What you have to do = Line by line, reproduce the material below exactly.

Information =

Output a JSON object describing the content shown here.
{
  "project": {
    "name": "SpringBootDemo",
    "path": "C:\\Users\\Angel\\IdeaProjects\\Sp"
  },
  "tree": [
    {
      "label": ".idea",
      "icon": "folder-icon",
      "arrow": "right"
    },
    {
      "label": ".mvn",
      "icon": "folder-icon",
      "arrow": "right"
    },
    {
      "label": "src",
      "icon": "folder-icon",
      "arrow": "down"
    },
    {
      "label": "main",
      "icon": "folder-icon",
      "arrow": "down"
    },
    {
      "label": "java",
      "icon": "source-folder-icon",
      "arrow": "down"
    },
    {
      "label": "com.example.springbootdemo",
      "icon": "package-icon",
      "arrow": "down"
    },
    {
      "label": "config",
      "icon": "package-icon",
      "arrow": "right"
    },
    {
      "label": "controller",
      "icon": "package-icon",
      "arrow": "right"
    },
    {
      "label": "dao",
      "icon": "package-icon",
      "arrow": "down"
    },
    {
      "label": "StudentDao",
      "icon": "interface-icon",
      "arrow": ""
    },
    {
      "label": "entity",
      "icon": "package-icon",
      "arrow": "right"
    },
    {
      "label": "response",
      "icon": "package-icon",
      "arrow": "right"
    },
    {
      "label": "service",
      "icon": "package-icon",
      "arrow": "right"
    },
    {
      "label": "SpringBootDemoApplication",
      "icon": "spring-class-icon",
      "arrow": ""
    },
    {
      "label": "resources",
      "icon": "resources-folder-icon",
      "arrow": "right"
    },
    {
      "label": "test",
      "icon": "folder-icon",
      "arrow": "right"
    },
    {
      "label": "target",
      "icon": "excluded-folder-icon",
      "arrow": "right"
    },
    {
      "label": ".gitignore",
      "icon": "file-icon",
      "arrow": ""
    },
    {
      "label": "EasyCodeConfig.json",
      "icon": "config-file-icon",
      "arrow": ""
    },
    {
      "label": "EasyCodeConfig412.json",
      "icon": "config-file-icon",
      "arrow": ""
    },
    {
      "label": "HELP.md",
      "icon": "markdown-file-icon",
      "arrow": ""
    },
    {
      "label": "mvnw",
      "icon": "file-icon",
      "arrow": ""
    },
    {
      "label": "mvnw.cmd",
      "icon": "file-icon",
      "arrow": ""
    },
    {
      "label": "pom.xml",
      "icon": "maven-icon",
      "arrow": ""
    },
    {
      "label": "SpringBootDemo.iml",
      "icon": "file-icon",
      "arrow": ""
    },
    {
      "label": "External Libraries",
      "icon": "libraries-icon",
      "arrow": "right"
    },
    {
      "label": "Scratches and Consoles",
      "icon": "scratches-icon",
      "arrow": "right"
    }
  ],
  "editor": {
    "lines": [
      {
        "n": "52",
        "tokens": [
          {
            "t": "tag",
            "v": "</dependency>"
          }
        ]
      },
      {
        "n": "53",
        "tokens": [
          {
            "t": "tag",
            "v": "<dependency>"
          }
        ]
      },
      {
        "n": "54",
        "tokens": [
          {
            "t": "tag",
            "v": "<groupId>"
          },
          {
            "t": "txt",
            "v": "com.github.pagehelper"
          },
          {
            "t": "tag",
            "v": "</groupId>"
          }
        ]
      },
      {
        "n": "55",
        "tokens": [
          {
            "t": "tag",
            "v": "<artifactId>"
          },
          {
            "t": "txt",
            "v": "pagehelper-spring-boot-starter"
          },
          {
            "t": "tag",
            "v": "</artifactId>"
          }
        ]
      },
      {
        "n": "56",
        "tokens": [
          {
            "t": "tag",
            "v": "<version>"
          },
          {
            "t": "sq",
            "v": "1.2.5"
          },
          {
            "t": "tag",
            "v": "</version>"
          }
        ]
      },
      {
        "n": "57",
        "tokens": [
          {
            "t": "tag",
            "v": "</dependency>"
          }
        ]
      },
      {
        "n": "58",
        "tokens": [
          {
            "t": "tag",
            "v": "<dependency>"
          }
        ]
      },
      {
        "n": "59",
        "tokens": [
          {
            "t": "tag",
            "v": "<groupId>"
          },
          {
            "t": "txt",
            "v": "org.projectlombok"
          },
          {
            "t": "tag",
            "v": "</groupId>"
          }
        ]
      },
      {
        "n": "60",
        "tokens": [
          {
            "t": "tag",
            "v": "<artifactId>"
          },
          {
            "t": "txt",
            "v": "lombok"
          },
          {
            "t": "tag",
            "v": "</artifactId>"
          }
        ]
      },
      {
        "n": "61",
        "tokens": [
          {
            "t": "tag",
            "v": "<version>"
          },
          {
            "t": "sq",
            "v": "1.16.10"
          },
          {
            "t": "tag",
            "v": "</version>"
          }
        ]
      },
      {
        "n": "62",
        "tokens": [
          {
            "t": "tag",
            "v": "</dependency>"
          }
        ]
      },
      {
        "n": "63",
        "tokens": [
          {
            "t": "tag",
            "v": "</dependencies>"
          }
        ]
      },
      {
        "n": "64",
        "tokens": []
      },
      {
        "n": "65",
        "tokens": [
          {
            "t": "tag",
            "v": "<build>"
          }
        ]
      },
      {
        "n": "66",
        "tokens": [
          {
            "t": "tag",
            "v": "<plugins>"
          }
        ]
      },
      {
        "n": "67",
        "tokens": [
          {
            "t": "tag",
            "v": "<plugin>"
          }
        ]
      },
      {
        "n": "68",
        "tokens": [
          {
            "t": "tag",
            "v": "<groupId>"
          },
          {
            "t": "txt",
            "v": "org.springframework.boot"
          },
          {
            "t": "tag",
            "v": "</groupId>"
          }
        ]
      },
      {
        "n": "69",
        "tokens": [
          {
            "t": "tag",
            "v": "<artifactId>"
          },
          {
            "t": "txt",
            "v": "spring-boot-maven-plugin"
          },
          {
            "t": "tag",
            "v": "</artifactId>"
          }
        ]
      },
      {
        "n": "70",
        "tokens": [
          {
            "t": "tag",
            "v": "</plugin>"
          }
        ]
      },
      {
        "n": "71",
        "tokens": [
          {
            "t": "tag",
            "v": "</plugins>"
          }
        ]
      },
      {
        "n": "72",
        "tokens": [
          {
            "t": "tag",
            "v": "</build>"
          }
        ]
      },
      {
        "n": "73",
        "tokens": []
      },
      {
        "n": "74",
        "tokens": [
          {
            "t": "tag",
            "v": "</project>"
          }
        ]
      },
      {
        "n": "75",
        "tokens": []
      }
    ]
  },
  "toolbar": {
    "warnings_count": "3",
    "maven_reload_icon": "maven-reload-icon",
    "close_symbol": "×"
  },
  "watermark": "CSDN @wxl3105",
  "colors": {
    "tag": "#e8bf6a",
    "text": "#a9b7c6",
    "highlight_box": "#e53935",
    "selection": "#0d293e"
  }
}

Solved problem =
Output a JSON object describing the content shown here.
{
  "project": {
    "name": "SpringBootDemo",
    "path": "C:\\Users\\Angel\\IdeaProjects\\Sp"
  },
  "tree": [
    {
      "label": ".idea",
      "icon": "folder-icon",
      "arrow": "right"
    },
    {
      "label": ".mvn",
      "icon": "folder-icon",
      "arrow": "right"
    },
    {
      "label": "src",
      "icon": "folder-icon",
      "arrow": "down"
    },
    {
      "label": "main",
      "icon": "folder-icon",
      "arrow": "down"
    },
    {
      "label": "java",
      "icon": "source-folder-icon",
      "arrow": "down"
    },
    {
      "label": "com.example.springbootdemo",
      "icon": "package-icon",
      "arrow": "down"
    },
    {
      "label": "config",
      "icon": "package-icon",
      "arrow": "right"
    },
    {
      "label": "controller",
      "icon": "package-icon",
      "arrow": "right"
    },
    {
      "label": "dao",
      "icon": "package-icon",
      "arrow": "down"
    },
    {
      "label": "StudentDao",
      "icon": "interface-icon",
      "arrow": ""
    },
    {
      "label": "entity",
      "icon": "package-icon",
      "arrow": "right"
    },
    {
      "label": "response",
      "icon": "package-icon",
      "arrow": "right"
    },
    {
      "label": "service",
      "icon": "package-icon",
      "arrow": "right"
    },
    {
      "label": "SpringBootDemoApplication",
      "icon": "spring-class-icon",
      "arrow": ""
    },
    {
      "label": "resources",
      "icon": "resources-folder-icon",
      "arrow": "right"
    },
    {
      "label": "test",
      "icon": "folder-icon",
      "arrow": "right"
    },
    {
      "label": "target",
      "icon": "excluded-folder-icon",
      "arrow": "right"
    },
    {
      "label": ".gitignore",
      "icon": "file-icon",
      "arrow": ""
    },
    {
      "label": "EasyCodeConfig.json",
      "icon": "config-file-icon",
      "arrow": ""
    },
    {
      "label": "EasyCodeConfig412.json",
      "icon": "config-file-icon",
      "arrow": ""
    },
    {
      "label": "HELP.md",
      "icon": "markdown-file-icon",
      "arrow": ""
    },
    {
      "label": "mvnw",
      "icon": "file-icon",
      "arrow": ""
    },
    {
      "label": "mvnw.cmd",
      "icon": "file-icon",
      "arrow": ""
    },
    {
      "label": "pom.xml",
      "icon": "maven-icon",
      "arrow": ""
    },
    {
      "label": "SpringBootDemo.iml",
      "icon": "file-icon",
      "arrow": ""
    },
    {
      "label": "External Libraries",
      "icon": "libraries-icon",
      "arrow": "right"
    },
    {
      "label": "Scratches and Consoles",
      "icon": "scratches-icon",
      "arrow": "right"
    }
  ],
  "editor": {
    "lines": [
      {
        "n": "52",
        "tokens": [
          {
            "t": "tag",
            "v": "</dependency>"
          }
        ]
      },
      {
        "n": "53",
        "tokens": [
          {
            "t": "tag",
            "v": "<dependency>"
          }
        ]
      },
      {
        "n": "54",
        "tokens": [
          {
            "t": "tag",
            "v": "<groupId>"
          },
          {
            "t": "txt",
            "v": "com.github.pagehelper"
          },
          {
            "t": "tag",
            "v": "</groupId>"
          }
        ]
      },
      {
        "n": "55",
        "tokens": [
          {
            "t": "tag",
            "v": "<artifactId>"
          },
          {
            "t": "txt",
            "v": "pagehelper-spring-boot-starter"
          },
          {
            "t": "tag",
            "v": "</artifactId>"
          }
        ]
      },
      {
        "n": "56",
        "tokens": [
          {
            "t": "tag",
            "v": "<version>"
          },
          {
            "t": "sq",
            "v": "1.2.5"
          },
          {
            "t": "tag",
            "v": "</version>"
          }
        ]
      },
      {
        "n": "57",
        "tokens": [
          {
            "t": "tag",
            "v": "</dependency>"
          }
        ]
      },
      {
        "n": "58",
        "tokens": [
          {
            "t": "tag",
            "v": "<dependency>"
          }
        ]
      },
      {
        "n": "59",
        "tokens": [
          {
            "t": "tag",
            "v": "<groupId>"
          },
          {
            "t": "txt",
            "v": "org.projectlombok"
          },
          {
            "t": "tag",
            "v": "</groupId>"
          }
        ]
      },
      {
        "n": "60",
        "tokens": [
          {
            "t": "tag",
            "v": "<artifactId>"
          },
          {
            "t": "txt",
            "v": "lombok"
          },
          {
            "t": "tag",
            "v": "</artifactId>"
          }
        ]
      },
      {
        "n": "61",
        "tokens": [
          {
            "t": "tag",
            "v": "<version>"
          },
          {
            "t": "sq",
            "v": "1.16.10"
          },
          {
            "t": "tag",
            "v": "</version>"
          }
        ]
      },
      {
        "n": "62",
        "tokens": [
          {
            "t": "tag",
            "v": "</dependency>"
          }
        ]
      },
      {
        "n": "63",
        "tokens": [
          {
            "t": "tag",
            "v": "</dependencies>"
          }
        ]
      },
      {
        "n": "64",
        "tokens": []
      },
      {
        "n": "65",
        "tokens": [
          {
            "t": "tag",
            "v": "<build>"
          }
        ]
      },
      {
        "n": "66",
        "tokens": [
          {
            "t": "tag",
            "v": "<plugins>"
          }
        ]
      },
      {
        "n": "67",
        "tokens": [
          {
            "t": "tag",
            "v": "<plugin>"
          }
        ]
      },
      {
        "n": "68",
        "tokens": [
          {
            "t": "tag",
            "v": "<groupId>"
          },
          {
            "t": "txt",
            "v": "org.springframework.boot"
          },
          {
            "t": "tag",
            "v": "</groupId>"
          }
        ]
      },
      {
        "n": "69",
        "tokens": [
          {
            "t": "tag",
            "v": "<artifactId>"
          },
          {
            "t": "txt",
            "v": "spring-boot-maven-plugin"
          },
          {
            "t": "tag",
            "v": "</artifactId>"
          }
        ]
      },
      {
        "n": "70",
        "tokens": [
          {
            "t": "tag",
            "v": "</plugin>"
          }
        ]
      },
      {
        "n": "71",
        "tokens": [
          {
            "t": "tag",
            "v": "</plugins>"
          }
        ]
      },
      {
        "n": "72",
        "tokens": [
          {
            "t": "tag",
            "v": "</build>"
          }
        ]
      },
      {
        "n": "73",
        "tokens": []
      },
      {
        "n": "74",
        "tokens": [
          {
            "t": "tag",
            "v": "</project>"
          }
        ]
      },
      {
        "n": "75",
        "tokens": []
      }
    ]
  },
  "toolbar": {
    "warnings_count": "3",
    "maven_reload_icon": "maven-reload-icon",
    "close_symbol": "×"
  },
  "watermark": "CSDN @wxl3105",
  "colors": {
    "tag": "#e8bf6a",
    "text": "#a9b7c6",
    "highlight_box": "#e53935",
    "selection": "#0d293e"
  }
}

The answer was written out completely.